Figure 1. Projected image of the red fluorescence at a distance of 30 cm from the sample cell.


Figure 2. (a) Fluorescence spectrum of Alocasia Culcullata Schot; (b) Intensity distribution of the fluorescence bands worked out with the help of the software.

The fluorescence originating from the acetone extracts of the leaves presumably originates from the chlorophyll a molecule. Survey of literature indicates that the fluorescence bands excited by the blue/red light consist of two bands lying at 685 nm and 735 nm (far red).

As may be inferred from Tables 1 and 2 the intensity of the fluorescence radiation originating from Alocasia culcullata schot is unbelievably strong. As for example it is more than one hundred times as compared with the intensity of the specimen number 3. Similar is the case for other specimens. Pending further work in this field it is reasonable to believe that the high quantum yield of the fluorescence radiation of Alocassia Culcullata schot is a promising candidate for chlorophyll laser. In that case it will be a first instance of a bio-laser.

It is now appropriate to elaborate further on the nature of the fluorescence originating from the specimen. As has been emphasized earlier, such type of strong red fluorescence has not been observed from other specimens. Chlorophyll is a family of photoreceptive molecules of cynobacteria, algae and plants to perform photosynthesis. As can be seen from Figure 3 Chlorophyll molecules are largely made of carbon and hydrogen atoms and some nitrogen containing molecules surrounding magnesium atoms.

There are several kinds of Chlorophyll dominant one is chlorophyll a. Chlorophyll functions by absorbing light, which excites the electrons within the molecule and produces series of complex reactions. It may be noted that alternating single and double bonds, known as conjugated bonds, such as those in the porphyrin rings of Chlorophyll are responsible for the absorption of light in the visible region. The nature of the absorption spectra of the molecules (Chlorophyll—a and b) indicates that although absorption is there in the yellow-green sector of the spectrum the intensity is very feeble. This presumably accounts for the general green color of the leaves. From what has been discussed above we observe that the sun shines by far the brightest in the yellow green sector of the spectrum, the region where the Chlorophyll absorption is minimum. The red fluorescence is due to the Chlorophyll molecule. It is true that there are many fluorescence absorbers, but why such Chlorophyll is a good

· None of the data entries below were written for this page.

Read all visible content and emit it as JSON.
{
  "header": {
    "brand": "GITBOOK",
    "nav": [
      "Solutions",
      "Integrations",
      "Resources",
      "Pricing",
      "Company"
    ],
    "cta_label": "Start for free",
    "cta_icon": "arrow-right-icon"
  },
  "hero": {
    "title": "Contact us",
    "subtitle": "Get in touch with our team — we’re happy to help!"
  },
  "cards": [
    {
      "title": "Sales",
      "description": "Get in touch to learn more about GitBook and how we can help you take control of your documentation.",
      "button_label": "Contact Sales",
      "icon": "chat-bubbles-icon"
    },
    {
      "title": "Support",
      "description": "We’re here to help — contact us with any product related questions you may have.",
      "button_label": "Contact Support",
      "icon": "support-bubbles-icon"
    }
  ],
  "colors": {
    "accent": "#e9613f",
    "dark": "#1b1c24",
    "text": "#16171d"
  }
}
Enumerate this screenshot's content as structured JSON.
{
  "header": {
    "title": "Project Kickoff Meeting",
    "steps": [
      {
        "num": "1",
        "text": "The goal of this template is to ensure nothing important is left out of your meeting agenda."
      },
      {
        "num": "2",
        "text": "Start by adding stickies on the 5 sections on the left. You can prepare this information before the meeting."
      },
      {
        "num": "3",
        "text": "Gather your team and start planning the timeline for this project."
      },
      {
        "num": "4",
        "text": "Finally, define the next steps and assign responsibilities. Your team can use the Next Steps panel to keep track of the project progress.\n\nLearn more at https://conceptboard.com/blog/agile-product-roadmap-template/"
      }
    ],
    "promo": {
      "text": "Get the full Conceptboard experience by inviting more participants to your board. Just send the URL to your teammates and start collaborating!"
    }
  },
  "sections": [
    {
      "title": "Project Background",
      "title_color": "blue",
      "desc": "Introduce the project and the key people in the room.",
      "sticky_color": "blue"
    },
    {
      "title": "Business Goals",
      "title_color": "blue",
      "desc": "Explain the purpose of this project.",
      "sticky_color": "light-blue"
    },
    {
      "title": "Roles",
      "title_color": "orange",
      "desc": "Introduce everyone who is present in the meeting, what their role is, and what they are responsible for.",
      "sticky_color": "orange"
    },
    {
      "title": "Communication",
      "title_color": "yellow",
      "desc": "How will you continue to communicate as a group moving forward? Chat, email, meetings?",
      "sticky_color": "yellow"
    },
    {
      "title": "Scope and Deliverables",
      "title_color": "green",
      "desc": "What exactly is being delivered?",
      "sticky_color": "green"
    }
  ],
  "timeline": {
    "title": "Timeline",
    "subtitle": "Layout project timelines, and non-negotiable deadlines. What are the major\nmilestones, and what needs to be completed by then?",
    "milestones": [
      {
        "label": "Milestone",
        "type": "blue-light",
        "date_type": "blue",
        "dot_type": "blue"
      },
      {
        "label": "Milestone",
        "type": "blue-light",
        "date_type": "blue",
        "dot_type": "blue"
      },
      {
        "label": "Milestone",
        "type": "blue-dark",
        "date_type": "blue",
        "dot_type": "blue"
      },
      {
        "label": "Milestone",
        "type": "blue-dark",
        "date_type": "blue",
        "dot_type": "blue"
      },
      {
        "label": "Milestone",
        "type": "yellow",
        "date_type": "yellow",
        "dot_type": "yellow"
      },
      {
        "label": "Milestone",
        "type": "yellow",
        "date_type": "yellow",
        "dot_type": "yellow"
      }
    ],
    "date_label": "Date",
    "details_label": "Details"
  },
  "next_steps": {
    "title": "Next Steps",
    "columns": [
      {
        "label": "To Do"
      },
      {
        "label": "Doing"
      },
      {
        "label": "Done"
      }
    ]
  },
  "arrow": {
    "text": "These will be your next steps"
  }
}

Figure 3. Structure of Chlorophyll-a and b.

candidate is still an unsolved mystery. It is not worthwhile to discuss at this stage about the expected efficiency in amplification process when such Chlorophyll is used in laser light generation but it is possible to use a cavity to investigate the strong fluorescence to know the characteristic features like coherence and gain. It is reasonable to believe that the proposed Chlorophyll laser will be comparable to the current diode sources.

4. Conclusion

The studies regarding the fluorescence of the acetone extracts of medicinal plant leaves have led to a new picture of the nature of fluorescence originating from chlorophyll molecule. Extremely high fluorescence yield of the specimen Alocasia Culcullata schot as compared to many other specimens indicates that it is a natural choice for the realization of a chlorophyll laser emitting radiation in the visible region.


  1. C. V. Raman, “The Physiology of Vision,” The Indian Academy of Science, Bangalore, 1968.
  2. C. V. Raman, “The New Physiology of Vision—The Green color of Vegetation,” Proceedings of the Indian Academy of Science, Vol. A62, 1965, pp. 73-77.
  3. M. Konwar, “Optical and Spectroscopic Studies of Some Medicinal Plants and Natural Dyes,” Ph.D. Thesis, Dibrugarh University, Dibrugarh, 2007; Other References Regarding Chlorophyll Fluorescence May Be Found in the Thesis.